One of the hardest things a manager has to do is fire someone. Thankfully, as a manager, I had to fire someone only once. I fired an employee nearly 20 years ago and I still talk about it….

Bill McFadden

Paramount questions that a younger worker, a few years into their career should ask are, do I want to become a manager and if so why? If the why answer is either because one feels it is expected of them or a desire for prestige and a larger paycheck, one needs to take a long internal look at one’s self. Personally I decided that I didn’t want to become a manager. I will be retiring in a few months as a non-managerial GS-14 with both my physical and mental health. I never regretted my choice not to become a manager.


I am in agreement with you, being a managers is not the only way to get a large paycheck. I myself decided that i don’t want to manage anyone. I have been a supervisor for many years once before when in the hotel business.

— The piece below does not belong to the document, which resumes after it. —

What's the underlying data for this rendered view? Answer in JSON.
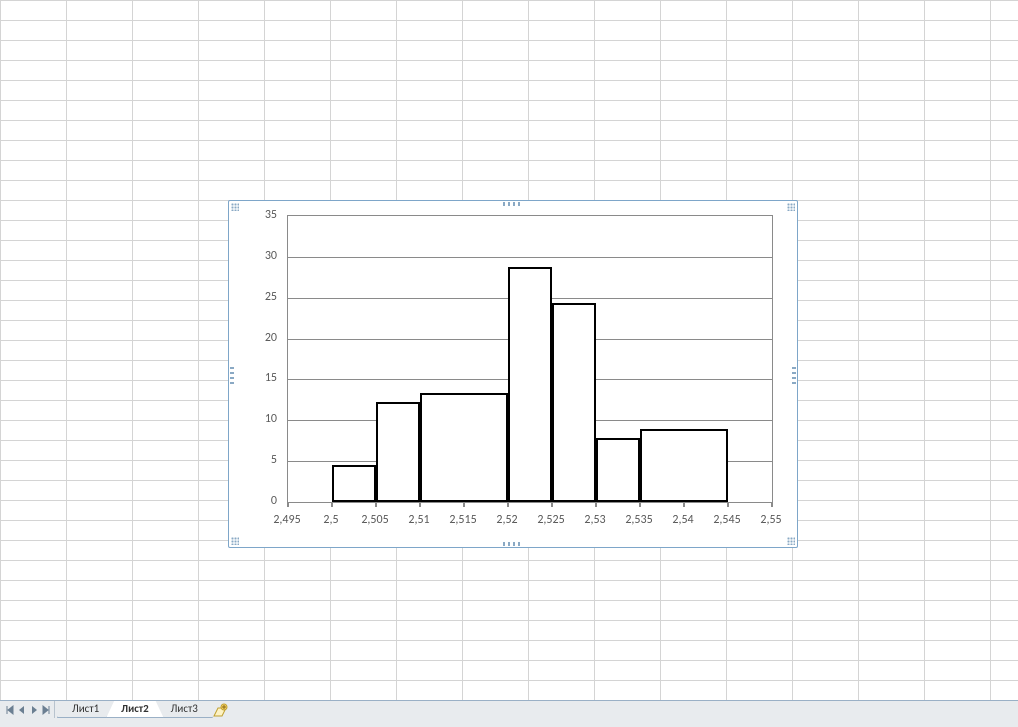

I have learned my enough of managing people, and it was not easy.
What they pay you now as a GS-14 is not enough to manage people if you ask me.

Harrol R. Alexander

I thank the hardest thing for a manager to do is not to fire someone but to lesson.Sometimes
people bring their baggage to work with them and do not take their work home with them.Not in the new Army but the old there was a saying know your troops take care of them and they will take care of you.So sometimes it helps others to see there on job statement.